Diagnostic Considerations

Before diagnosing an infant with benign neonatal convulsions, other conditions should be ruled out as causative factors, including prenatal or perinatal stroke, perinatal asphyxia, fever, persistent lethargy, pertinent maternal illness or drug abuse, signs of metabolic dysfunction, or neurologic abnormalities. See the differentials list below.

Although a "shotgun" approach is wasteful and unreasonable, it is also important not to miss a diagnosis of a treatable meningoencephalitis in the early stages or intracranial hemorrhage. Both of these conditions in neonates lack the typical findings observed in older infants and children, and the only early symptom may be seizures.

Also, entertain a healthy suspicion for child abuse in neonates, who often have just arrived home from the hospital following delivery.
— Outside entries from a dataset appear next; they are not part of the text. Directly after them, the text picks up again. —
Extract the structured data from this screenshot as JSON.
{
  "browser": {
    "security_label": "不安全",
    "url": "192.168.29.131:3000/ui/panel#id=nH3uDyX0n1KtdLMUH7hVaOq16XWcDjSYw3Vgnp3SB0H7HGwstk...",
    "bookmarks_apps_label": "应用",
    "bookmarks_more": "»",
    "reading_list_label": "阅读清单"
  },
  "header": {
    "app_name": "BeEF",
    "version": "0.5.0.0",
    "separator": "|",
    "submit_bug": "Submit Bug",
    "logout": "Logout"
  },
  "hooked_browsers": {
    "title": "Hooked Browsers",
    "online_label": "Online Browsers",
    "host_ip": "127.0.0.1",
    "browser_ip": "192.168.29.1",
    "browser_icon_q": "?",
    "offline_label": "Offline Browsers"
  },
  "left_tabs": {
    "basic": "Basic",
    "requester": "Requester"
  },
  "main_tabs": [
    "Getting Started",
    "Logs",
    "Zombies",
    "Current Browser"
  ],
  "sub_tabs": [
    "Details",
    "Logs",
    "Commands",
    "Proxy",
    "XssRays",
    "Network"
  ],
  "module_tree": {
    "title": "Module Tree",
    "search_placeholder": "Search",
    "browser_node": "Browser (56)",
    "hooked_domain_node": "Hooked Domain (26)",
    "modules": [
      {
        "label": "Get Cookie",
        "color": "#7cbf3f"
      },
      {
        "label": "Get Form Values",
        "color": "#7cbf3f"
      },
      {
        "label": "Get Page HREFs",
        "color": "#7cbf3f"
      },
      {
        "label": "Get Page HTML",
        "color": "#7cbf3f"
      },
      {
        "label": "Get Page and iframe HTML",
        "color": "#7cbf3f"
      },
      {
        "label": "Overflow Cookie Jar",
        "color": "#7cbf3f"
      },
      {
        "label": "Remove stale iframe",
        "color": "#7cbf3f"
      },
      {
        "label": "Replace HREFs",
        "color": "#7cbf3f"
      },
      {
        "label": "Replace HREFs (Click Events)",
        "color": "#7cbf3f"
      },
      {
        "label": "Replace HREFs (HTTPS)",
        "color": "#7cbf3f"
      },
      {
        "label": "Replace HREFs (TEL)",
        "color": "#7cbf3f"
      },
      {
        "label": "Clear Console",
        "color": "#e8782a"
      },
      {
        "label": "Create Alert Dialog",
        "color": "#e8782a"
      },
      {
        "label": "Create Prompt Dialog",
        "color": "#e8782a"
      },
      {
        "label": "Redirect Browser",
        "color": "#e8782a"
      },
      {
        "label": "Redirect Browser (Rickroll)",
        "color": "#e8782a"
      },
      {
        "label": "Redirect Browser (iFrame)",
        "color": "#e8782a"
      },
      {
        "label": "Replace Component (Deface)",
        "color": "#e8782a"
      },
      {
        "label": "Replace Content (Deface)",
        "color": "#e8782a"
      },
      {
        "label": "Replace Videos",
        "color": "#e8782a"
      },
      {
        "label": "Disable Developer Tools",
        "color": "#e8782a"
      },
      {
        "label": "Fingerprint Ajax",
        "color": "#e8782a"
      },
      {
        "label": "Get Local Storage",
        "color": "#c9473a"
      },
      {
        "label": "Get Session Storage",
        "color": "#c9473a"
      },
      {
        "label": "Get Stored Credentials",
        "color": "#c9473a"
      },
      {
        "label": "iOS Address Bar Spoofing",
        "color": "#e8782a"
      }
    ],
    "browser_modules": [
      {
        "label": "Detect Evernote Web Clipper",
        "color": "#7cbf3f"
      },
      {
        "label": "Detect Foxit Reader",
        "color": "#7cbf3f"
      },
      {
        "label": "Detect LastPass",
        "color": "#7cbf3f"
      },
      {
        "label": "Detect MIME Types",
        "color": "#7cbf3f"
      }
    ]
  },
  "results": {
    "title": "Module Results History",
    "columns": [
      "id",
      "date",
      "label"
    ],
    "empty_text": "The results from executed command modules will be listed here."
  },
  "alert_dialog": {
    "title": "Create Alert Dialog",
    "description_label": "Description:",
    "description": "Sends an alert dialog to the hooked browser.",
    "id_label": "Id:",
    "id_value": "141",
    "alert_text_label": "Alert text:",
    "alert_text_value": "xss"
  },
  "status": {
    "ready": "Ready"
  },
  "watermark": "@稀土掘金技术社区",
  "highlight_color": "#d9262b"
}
Other Problems to Be Considered

Vitamin B-6 deficiency, maternal drug abuse, arteriovenous malformations, and tuberous sclerosis should also be considered during the evaluation of an infant for benign neonatal convulsions.

Differential Diagnoses